I will therefore say no further on the matter, because the more I attempt to argue that I am not countersignalling, the more it becomes true that I am countersignalling. (Of course this is a counter-counter-countersignal; I hope to assure you that I am inactively trying not to solve this.)

Countersignalling tangent aside, I still really haven't gotten anywhere in deriving a livable set of rules from my one axiom. I've figured out that I'm allergic to extrinsic* motivation. But this is probably about as far as I can get with pure deduction.

What about music and Go? I play the piano because it summons in me passion and emotions in a way that little else can. Striving to be recognized as a talented pianist is unimportant to me, and I care little for others' opinions on the "proper" way to interpret and express classical music (as my past piano teachers can testify). Similarly with Go, the time I spend playing Go is spent in pursuit of simplicity and elegance, rather than in pursuit of mastery. Go is deceptively simple - the more you learn about it, the more you realize how beautiful it is, and how little you understand about the game. In this respect, it is much like physics and mathematics, in which I've recently revived an interest.

I talked to a professor several months ago. He was an aging scientist who, despite his age and deep ties with the academic system I had learned to detest, retained a sense of curiosity that drove him to continue learning. I came to respect him as we discussed education models, the pursuit of knowledge for curiosity's sake, paradigms overturned, the many problems in academia, and much more. He reminded me that what had originally sparked my love of chemistry was simply curiosity and a desire to know how the world worked. He reminded me that in high school, I had spent countless hours surfing Wikipedia, and that at one point, I had even enjoyed reading science textbooks, immersing myself in them while ignoring the outside world. Then, I changed.
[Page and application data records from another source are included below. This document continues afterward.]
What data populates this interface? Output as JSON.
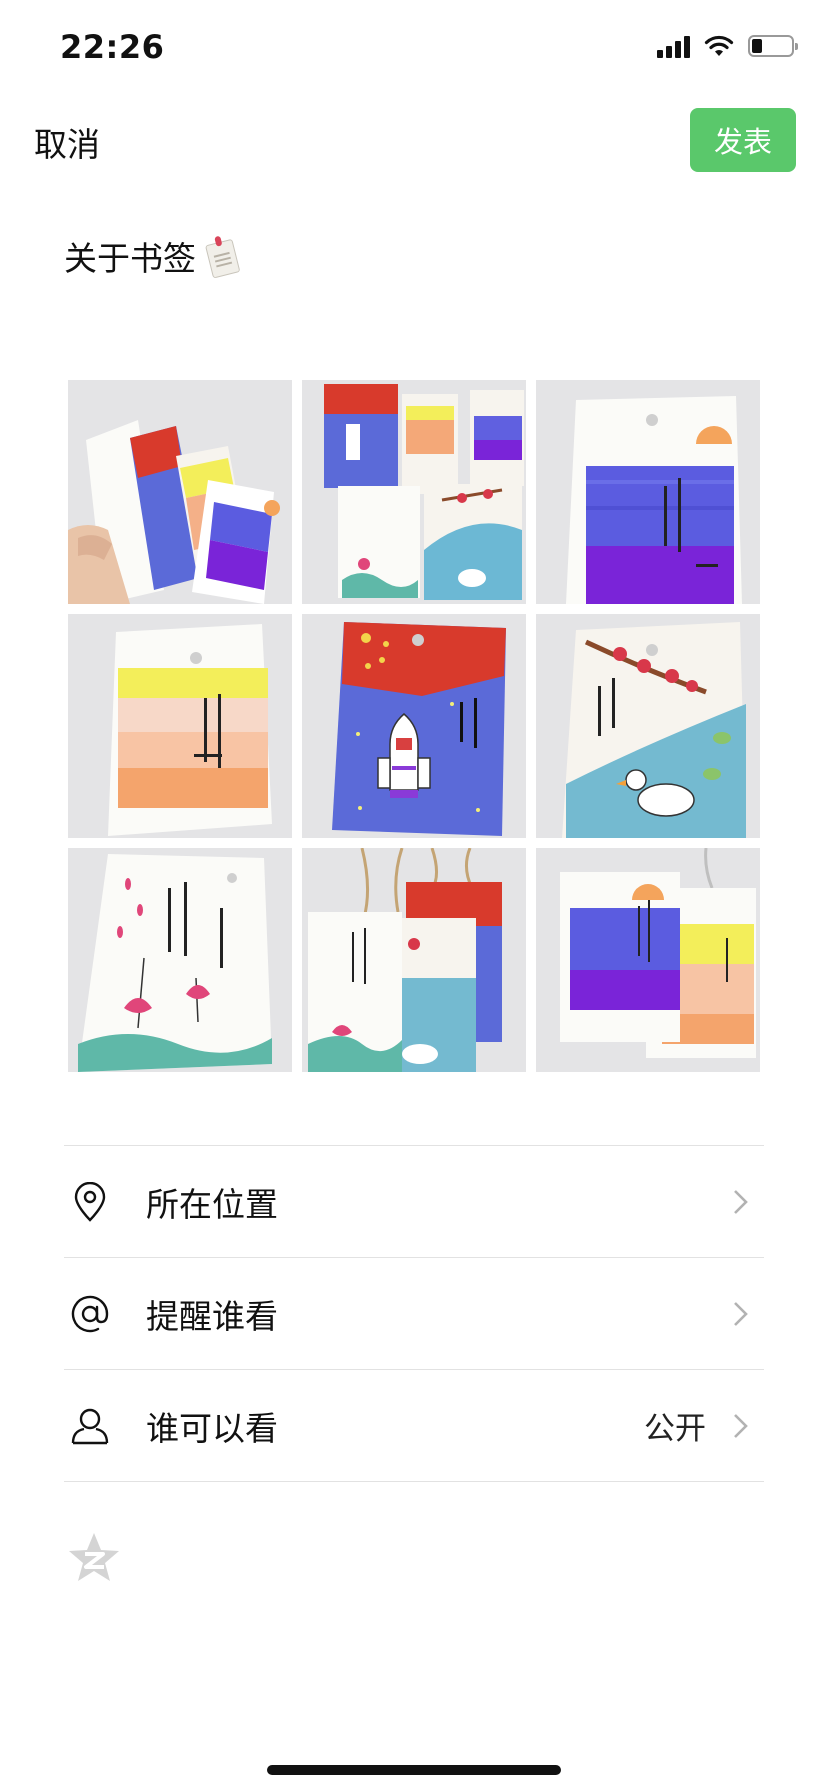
{
  "status_bar": {
    "time": "22:26",
    "icons": [
      "signal-icon",
      "wifi-icon",
      "battery-icon"
    ],
    "battery_level": 0.25
  },
  "header": {
    "cancel_label": "取消",
    "publish_label": "发表",
    "publish_color": "#5ac86b"
  },
  "post": {
    "text": "关于书签",
    "emoji": "bookmark-icon"
  },
  "photos": [
    {
      "name": "photo-1"
    },
    {
      "name": "photo-2"
    },
    {
      "name": "photo-3"
    },
    {
      "name": "photo-4"
    },
    {
      "name": "photo-5"
    },
    {
      "name": "photo-6"
    },
    {
      "name": "photo-7"
    },
    {
      "name": "photo-8"
    },
    {
      "name": "photo-9"
    }
  ],
  "options": [
    {
      "label": "所在位置",
      "icon": "location-pin-icon",
      "value": ""
    },
    {
      "label": "提醒谁看",
      "icon": "at-icon",
      "value": ""
    },
    {
      "label": "谁可以看",
      "icon": "person-icon",
      "value": "公开"
    }
  ],
  "footer": {
    "icon": "qzone-star-icon"
  }
}
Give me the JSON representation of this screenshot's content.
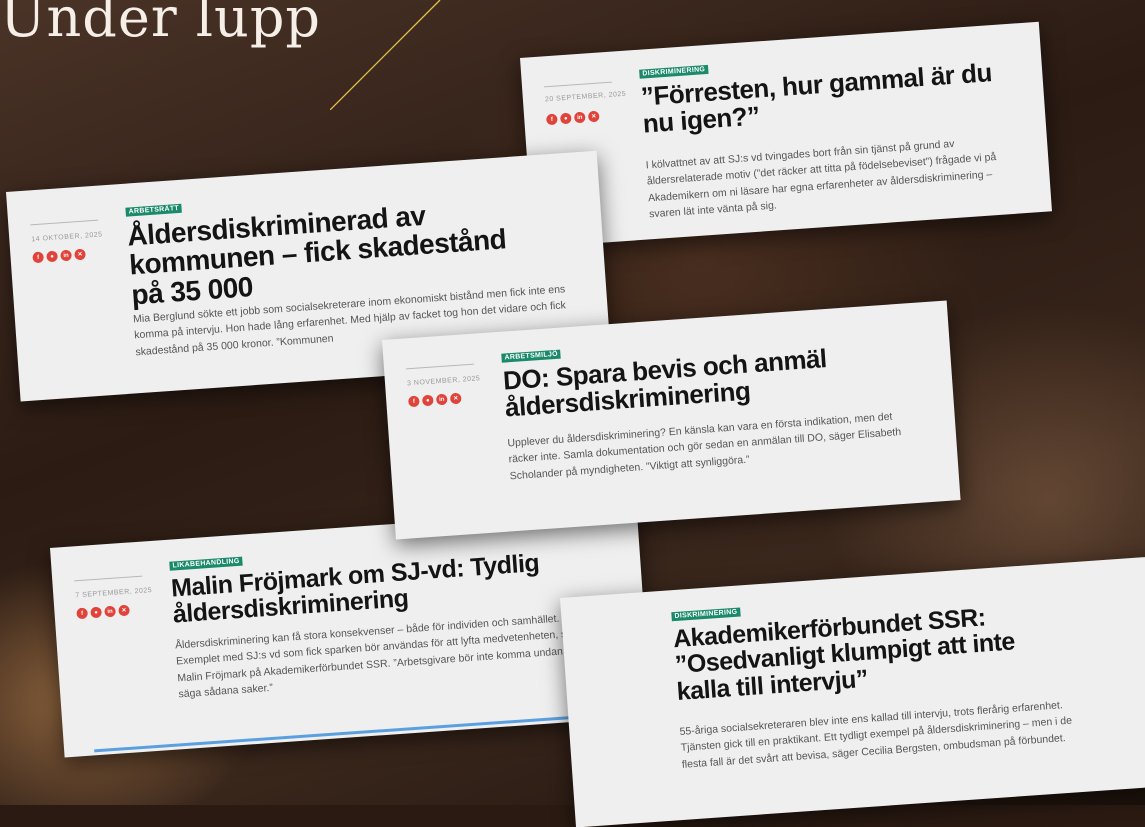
{
  "heading": "Under lupp",
  "cards": [
    {
      "date": "20 SEPTEMBER, 2025",
      "tag": "DISKRIMINERING",
      "title": "”Förresten, hur gammal är du nu igen?”",
      "text": "I kölvattnet av att SJ:s vd tvingades bort från sin tjänst på grund av åldersrelaterade motiv (”det räcker att titta på födelsebeviset”) frågade vi på Akademikern om ni läsare har egna erfarenheter av åldersdiskriminering – svaren lät inte vänta på sig."
    },
    {
      "date": "14 OKTOBER, 2025",
      "tag": "ARBETSRÄTT",
      "title": "Åldersdiskriminerad av kommunen – fick skadestånd på 35 000",
      "text": "Mia Berglund sökte ett jobb som socialsekreterare inom ekonomiskt bistånd men fick inte ens komma på intervju. Hon hade lång erfarenhet. Med hjälp av facket tog hon det vidare och fick skadestånd på 35 000 kronor. ”Kommunen"
    },
    {
      "date": "3 NOVEMBER, 2025",
      "tag": "ARBETSMILJÖ",
      "title": "DO: Spara bevis och anmäl åldersdiskriminering",
      "text": "Upplever du åldersdiskriminering? En känsla kan vara en första indikation, men det räcker inte. Samla dokumentation och gör sedan en anmälan till DO, säger Elisabeth Scholander på myndigheten. ”Viktigt att synliggöra.”"
    },
    {
      "date": "7 SEPTEMBER, 2025",
      "tag": "LIKABEHANDLING",
      "title": "Malin Fröjmark om SJ-vd: Tydlig åldersdiskriminering",
      "text": "Åldersdiskriminering kan få stora konsekvenser – både för individen och samhället. Exemplet med SJ:s vd som fick sparken bör användas för att lyfta medvetenheten, säger Malin Fröjmark på Akademikerförbundet SSR. ”Arbetsgivare bör inte komma undan med att säga sådana saker.”"
    },
    {
      "date": "",
      "tag": "DISKRIMINERING",
      "title": "Akademikerförbundet SSR: ”Osedvanligt klumpigt att inte kalla till intervju”",
      "text": "55-åriga socialsekreteraren blev inte ens kallad till intervju, trots flerårig erfarenhet. Tjänsten gick till en praktikant. Ett tydligt exempel på åldersdiskriminering – men i de flesta fall är det svårt att bevisa, säger Cecilia Bergsten, ombudsman på förbundet."
    }
  ],
  "share_icons": [
    "facebook-icon",
    "messenger-icon",
    "linkedin-icon",
    "x-icon"
  ],
  "colors": {
    "share": "#e0433a",
    "tag": "#1a8a6a",
    "accent": "#e8c24a"
  }
}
At MIT, I never read Wikipedia except when necessary to fill out my problem sets. I also particularly remember that during my freshman year, I attempted to read my advanced organic chemistry textbook, figuring that I should try to maintain my lead over other chemistry students. I was unable to find the motivation to do so, as if I had nothing left to strive for after the IChO. When I bought Feynman's Lectures on Physics, they sat unopened on my bookshelf until very recently. I should have realized then that at some time during my final year in high school, my reasons for doing chemistry and science had shifted from curiosity to a desire to appear smart. The two genotypes have the same phenotype (so to speak): in both cases, the person appears smart. But the subtle difference between these two genotypes is that one person is busy reading the Feynman Lectures, while the other person goes around, publicly saying "I want to get around to reading the Feynman Lectures at some point". The former is driven by his curiosity; the latter by his desire to impress his peers. (The authors of the Bible understood this very well - see Matthew 6:1-7)
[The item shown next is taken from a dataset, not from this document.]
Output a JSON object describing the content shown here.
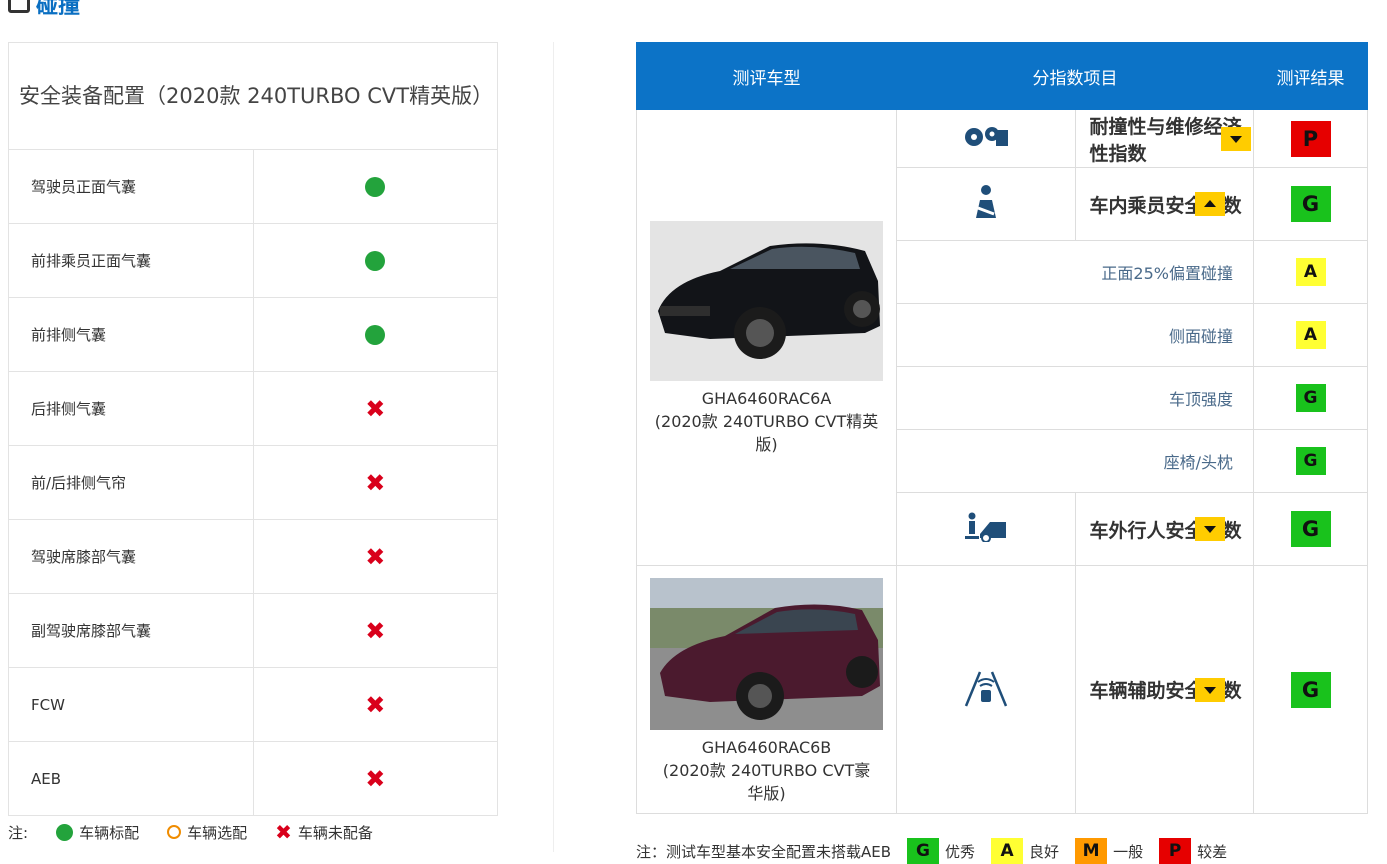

So, I've rediscovered that I am naturally a very curious person. I had forgotten how to be properly curious, probably because olympiads and competitions perverted my incentives. Curiosity is intrinsically* motivated as far as I can tell, and goes hand in hand with seeking. I would be happy to embrace and nurture this part of myself. Going forwards, I should be on the lookout for other intrinsic* motivators/activities that I can be happy with.

This therefore concludes my identity crisis. It merely remains to be seen how robust my new life philosophy is over time. I realize that this feels like a non-conclusion, and this too, is intentional. After trying to think of a clever conclusion, I realized that to write a proper conclusion to this tale would signify that I have stopped growing. My identity is always a work in progress, and so I will instead leave you with one final thought:

I have often wondered whether I would rather have lived in a world where my trajectory was smooth, and I did everything right the first time around, or this world where I ended up taking a four-year side path to figure out something that has been said countless times by other people. I prefer this world, with all of its travails. A strong sense of identity and independent direction in life is a precious thing, not easily earned.